Wednesday, February 25, 2009

North Beach Extravaganza!

Last Wednesday my ESF class embarked on our first of six planned field trips, destination—North Beach. Our group, 18 in all, met at City Lights Bookstore, a haven for tourists and city dwellers alike. City Lights is not only one of the most famous bookstores and publishers in the country, but it is also home to the poets of the Beat generation.

Drawn by the bohemian atmosphere, the beat generation began around 1950 with Jack Karouac, Alan Ginsberg, Neil Cassady, and Willian S. Burroughs in New York but the beat movement really took root in San Francisco’s North Beach neighborhood which provided inexpensive housing and beat hangouts like Vesuvio Café. The literary epicenter of the Beat movement was City Lights Booksellers and Publications who published Alan Ginsberg’s famous poem “Howl.” The beat author reading at the Six Gallery in San Francisco, along with an article, written by Karouac’s friend John Clellon Homes for the New York Times Magazine, dubbed “This is the Beat Generation” and by the late 1950s beats were flocking to San Francisco’s North Beach neighborhood.

We strolled down Broadway Street, the main drag in North Beach, toward the chosen restaurant, Bocce Café. Cameras and notebooks in hand, I don’t doubt we looked like a bunch of tourists, which we most definitely are not. As we approached the restaurant hundreds of tiny flashes illuminated the storefront from the cameras of excited media students searching for the best angle.
An Italian flag door and enchanting walkway, lined with beautifully groomed trees and tiny white lights, led up to what we hoped would be the authentic North Beach destination we were looking for. The wooden sign, decorated with grapes and vines, should have served as an early warning to the inauthenticity of the meal, as there is a shocking resemblance to the sign at Olive Garden.

Our gaping table lined the far wall of a nearly empty restaurant. The ambiance of Bocce far outweighed the taste of the penne I ordered, but maybe I’m being unfair. Beautiful mirrors, old bottles of wine, dried garlic and peppers, and wood beams created a wonderful atmosphere. The table was buzzing with conversation as we ordered, ate delicious Italian bread, drank some cheap white wine, and waited in anticipation for the meal we were about to dissect.

When my penne with fresh tomatoes and roasted garlic arrived, I was thrilled, as I had fasted all day in preparation for my Italian feast. Maybe it’s an American thing (which the movie our class watched, Big Night, suggested cheese is), but as soon as my plate was set in front of me, I began searching for the fresh Parmesan cheese. Much to my dismay, the cheese was not fresh my any means, but was crumbled processed cheese, most likely from a nearby supermarket.

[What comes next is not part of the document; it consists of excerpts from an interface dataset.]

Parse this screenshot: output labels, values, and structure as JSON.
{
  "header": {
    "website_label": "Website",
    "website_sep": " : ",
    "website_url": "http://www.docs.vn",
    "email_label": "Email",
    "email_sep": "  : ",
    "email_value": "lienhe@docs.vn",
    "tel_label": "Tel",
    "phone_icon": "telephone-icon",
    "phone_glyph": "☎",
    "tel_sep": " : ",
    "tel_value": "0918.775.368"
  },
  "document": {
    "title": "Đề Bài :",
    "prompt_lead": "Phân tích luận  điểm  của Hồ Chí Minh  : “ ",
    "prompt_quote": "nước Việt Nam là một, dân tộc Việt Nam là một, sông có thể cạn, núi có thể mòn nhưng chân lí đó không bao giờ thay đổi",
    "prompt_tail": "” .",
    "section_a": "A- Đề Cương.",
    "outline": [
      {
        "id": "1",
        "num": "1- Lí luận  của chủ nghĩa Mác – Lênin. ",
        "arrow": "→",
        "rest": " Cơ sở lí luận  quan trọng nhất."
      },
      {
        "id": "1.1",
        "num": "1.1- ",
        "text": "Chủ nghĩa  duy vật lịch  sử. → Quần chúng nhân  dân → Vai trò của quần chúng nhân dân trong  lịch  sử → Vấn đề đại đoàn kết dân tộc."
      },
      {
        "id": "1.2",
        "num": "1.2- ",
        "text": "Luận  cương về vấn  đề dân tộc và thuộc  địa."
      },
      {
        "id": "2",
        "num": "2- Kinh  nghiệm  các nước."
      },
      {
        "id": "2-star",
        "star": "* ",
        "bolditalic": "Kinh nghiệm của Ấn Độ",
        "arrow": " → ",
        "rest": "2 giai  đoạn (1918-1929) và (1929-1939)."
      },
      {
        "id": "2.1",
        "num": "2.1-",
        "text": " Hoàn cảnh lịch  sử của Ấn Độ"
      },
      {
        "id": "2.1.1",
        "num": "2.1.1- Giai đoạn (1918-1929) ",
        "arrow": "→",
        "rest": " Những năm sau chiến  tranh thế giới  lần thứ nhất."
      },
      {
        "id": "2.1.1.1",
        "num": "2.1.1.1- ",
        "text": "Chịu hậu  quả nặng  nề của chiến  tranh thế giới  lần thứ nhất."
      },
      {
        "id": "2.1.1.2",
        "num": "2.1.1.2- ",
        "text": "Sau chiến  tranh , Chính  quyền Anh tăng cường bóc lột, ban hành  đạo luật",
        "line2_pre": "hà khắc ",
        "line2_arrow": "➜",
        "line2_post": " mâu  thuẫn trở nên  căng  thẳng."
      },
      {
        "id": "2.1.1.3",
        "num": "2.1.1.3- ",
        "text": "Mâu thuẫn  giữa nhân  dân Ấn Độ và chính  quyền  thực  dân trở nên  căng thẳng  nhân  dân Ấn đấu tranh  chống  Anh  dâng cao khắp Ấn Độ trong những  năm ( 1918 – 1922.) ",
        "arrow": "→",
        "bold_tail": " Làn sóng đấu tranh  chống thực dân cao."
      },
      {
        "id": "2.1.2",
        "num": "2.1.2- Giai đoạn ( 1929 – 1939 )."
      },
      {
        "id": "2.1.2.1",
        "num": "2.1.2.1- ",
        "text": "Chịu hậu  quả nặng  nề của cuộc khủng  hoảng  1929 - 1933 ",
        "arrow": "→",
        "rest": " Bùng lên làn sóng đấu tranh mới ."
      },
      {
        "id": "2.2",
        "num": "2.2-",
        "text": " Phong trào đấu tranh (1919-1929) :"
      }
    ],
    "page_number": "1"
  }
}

Although my meal wasn't as satisfying as I had anticipated, the wonderful service and conversation more than made up for it. North Beach is full of restaurants trying to be Italian, while also trying to please American customers. American customers who tend to like their food fast and familiar. Maybe it's time for us to slow down and really look at what we're eating, whether it's at a hokey Italian restaurant or at home. Stay tuned.